And while all the rest of this was going on, I was also reading through the final draft of a Ph.D. thesis by a student I have been co-supervising in our Interdisciplinary Ph.D. program for seven years. It’s a study of four 19th-century women’s travel narratives, two by British women, two by German women, all (primarily) about Italy. It’s a perceptive, wide-ranging study of little-known material that is as interesting for what it says about travel writing as a form of self-discovery and identity formation (personal as well as national) as it says about Italy. I’ve learned a lot from being part of this project, and we worked hard to bring it to fruition. I am proud and happy to report that she defended her thesis successfully, and with authority and also considerable panache–congratulations!
So it has been quite a couple of weeks, and I can hardly express how relieved I feel to have made it through with only the one minor blip. If I had to fail at something, I guess in the circumstances I’m glad it was Wild Life. Next week will not be nearly as crazy, as I’ll have “just” the routine business of class prep, and that only up until Wednesday, which is our last day of the term.

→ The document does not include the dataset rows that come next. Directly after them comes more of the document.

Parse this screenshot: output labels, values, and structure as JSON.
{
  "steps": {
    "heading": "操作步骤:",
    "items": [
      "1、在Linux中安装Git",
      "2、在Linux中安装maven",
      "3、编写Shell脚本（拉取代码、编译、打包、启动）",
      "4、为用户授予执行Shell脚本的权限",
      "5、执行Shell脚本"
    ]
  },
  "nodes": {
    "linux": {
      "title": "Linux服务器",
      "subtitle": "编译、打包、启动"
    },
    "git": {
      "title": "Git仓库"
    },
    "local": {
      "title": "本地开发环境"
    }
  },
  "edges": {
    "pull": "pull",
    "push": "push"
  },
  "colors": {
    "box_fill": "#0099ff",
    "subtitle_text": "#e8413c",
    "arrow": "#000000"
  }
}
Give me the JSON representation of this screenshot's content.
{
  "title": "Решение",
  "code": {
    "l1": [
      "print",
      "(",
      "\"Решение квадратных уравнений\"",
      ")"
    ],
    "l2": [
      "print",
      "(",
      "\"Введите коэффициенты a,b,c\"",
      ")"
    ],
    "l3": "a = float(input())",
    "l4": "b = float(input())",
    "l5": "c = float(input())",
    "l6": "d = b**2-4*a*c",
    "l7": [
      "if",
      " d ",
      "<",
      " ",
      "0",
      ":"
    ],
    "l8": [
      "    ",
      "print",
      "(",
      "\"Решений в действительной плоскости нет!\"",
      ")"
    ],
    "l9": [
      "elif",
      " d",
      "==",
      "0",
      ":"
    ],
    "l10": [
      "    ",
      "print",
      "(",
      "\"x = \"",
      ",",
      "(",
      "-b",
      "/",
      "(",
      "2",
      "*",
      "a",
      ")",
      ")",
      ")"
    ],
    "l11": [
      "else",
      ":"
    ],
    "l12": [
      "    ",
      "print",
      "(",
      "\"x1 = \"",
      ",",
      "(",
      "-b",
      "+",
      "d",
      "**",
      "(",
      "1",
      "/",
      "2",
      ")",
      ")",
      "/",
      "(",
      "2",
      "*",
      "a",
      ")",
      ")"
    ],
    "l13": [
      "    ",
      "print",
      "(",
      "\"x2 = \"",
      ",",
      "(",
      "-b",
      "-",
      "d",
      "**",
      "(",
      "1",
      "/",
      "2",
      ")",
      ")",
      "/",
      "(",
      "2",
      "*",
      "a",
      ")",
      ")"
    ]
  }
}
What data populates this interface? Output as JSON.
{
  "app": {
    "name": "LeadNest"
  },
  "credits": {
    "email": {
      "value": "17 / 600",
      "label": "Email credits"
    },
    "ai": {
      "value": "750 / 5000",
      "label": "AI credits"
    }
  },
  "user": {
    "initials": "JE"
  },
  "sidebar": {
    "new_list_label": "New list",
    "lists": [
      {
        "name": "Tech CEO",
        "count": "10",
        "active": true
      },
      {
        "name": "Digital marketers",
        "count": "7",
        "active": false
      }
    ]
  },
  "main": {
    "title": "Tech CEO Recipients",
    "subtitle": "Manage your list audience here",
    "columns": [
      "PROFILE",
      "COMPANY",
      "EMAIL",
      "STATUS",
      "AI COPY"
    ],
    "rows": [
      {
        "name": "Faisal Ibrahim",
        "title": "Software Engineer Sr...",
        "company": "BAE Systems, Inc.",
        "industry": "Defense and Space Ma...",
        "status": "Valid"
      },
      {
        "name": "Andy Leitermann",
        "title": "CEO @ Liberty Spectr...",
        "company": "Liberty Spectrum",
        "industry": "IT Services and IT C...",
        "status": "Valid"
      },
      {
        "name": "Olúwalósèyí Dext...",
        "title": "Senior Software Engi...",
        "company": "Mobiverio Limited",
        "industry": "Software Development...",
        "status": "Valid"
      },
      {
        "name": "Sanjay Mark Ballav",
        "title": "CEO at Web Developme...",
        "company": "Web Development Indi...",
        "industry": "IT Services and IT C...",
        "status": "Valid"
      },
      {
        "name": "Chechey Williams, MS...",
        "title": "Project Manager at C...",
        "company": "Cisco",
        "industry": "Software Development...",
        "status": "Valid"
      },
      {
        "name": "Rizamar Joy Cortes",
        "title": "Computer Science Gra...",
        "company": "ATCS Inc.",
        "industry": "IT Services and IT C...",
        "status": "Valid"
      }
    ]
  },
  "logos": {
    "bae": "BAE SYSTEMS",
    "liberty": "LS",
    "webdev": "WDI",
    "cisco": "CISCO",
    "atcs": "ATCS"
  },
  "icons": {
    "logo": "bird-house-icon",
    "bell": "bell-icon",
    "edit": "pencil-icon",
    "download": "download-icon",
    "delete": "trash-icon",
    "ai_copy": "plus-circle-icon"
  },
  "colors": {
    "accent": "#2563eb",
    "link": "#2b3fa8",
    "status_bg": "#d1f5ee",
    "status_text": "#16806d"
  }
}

Then there’s a small lull until exams and papers pile up–I have to actually make up the exams, but that’s not the kind of thing that usually means working nights and weekends. I should be able to get in a little Christmas shopping, clean up and reorganize my offices (at work and at home), enjoy some guilt-free time with Testament of Experience, get The Paris Wife finished for my other book club, and turn my mind to next term’s classes….
Have you read Annie Dillard’s Pacific Northwest historical novel “The Living”? I read it years ago but remember liking it. And Dillard’s prose is always lovely (I love her memoir of childhood).
“But I came to dread picking it up because I really wasn’t enjoying it. I don’t really see that as a good excuse…” Personally, I can’t think of a *better* reason to stop reading a book; life is short, the reading list is almost infinite!
I used to force myself through books no matter how little I was enjoying them but in recent years I’ve become ruthlessly opposed to making myself do this. It is likely a failing on my part, but I really don’t get much of that process. That said, I don’t always give up on books if I’m not enjoying them; generally, if a book is unenjoyable but interesting I’ll persevere; but if I’m just bored, I quickly put self and book out of our respective miseries.
It was nice to have your comments on Wild Life, even if you didn’t finish it!